When a large number of claims arises due to a catastrophe loss, insurers face a strain on capital. In such a scenario, reinsurers may bear a portion of the burden.
A reinsurer provides insurance to an insurer. In other words, a reinsurer shares a portion of an insurer’s risk against the payment of some premium and provides a part of the claims payout.
As we can see in the chart above, large catastrophes impacted reinsurance capital in 2011. The ~$130-billion loss resulted in a 3% drop in reinsurers’ capital that year. Since then, their capital has grown consistently due to underwriting performance, investment gains, and lower-than-average catastrophe losses.
Need for capital

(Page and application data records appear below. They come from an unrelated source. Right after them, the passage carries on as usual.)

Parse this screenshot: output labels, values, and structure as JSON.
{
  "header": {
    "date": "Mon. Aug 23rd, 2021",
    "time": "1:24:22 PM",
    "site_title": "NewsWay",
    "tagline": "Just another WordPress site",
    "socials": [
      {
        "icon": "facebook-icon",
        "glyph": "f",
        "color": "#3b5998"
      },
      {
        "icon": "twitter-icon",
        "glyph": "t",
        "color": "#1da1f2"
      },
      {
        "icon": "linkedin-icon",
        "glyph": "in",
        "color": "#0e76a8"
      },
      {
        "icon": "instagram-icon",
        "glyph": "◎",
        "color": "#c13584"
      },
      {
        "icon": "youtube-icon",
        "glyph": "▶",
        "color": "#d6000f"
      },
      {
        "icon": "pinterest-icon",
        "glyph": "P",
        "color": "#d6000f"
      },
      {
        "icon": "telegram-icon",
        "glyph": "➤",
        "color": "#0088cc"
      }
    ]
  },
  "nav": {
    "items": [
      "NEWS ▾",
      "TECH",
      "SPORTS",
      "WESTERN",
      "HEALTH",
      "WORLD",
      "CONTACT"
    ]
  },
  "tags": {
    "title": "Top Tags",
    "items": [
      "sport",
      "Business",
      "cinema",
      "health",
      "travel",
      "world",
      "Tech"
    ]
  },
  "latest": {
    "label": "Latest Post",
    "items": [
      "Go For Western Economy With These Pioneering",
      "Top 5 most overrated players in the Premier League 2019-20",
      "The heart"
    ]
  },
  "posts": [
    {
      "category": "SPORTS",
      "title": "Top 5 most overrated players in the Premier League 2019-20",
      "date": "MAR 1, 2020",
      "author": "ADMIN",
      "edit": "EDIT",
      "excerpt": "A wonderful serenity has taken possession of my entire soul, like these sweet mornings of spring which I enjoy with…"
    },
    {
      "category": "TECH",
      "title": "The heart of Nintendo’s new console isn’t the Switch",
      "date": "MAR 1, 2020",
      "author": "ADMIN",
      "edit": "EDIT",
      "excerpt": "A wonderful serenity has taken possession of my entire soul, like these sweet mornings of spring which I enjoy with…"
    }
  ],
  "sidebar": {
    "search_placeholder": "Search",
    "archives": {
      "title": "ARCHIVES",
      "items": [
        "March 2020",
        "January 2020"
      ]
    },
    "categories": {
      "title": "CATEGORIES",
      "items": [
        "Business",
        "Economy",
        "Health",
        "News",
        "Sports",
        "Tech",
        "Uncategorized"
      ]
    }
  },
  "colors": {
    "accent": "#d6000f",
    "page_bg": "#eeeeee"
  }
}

The $17 billion in insured losses from Hurricane Andrew caused a shortage of capital in the insurance industry, resulting in bankruptcy for several insurers. In order to address the issue of constrained capital in the traditional insurance markets (capital of primary insurers and reinsurers), the players moved to alternative sources of capital that came from third-party investors. In the next article, we will focus on these alternative capital sources.
Those who want to gain exposure to the insurance sector can invest in funds like the iShares US Financial ETF (IYF).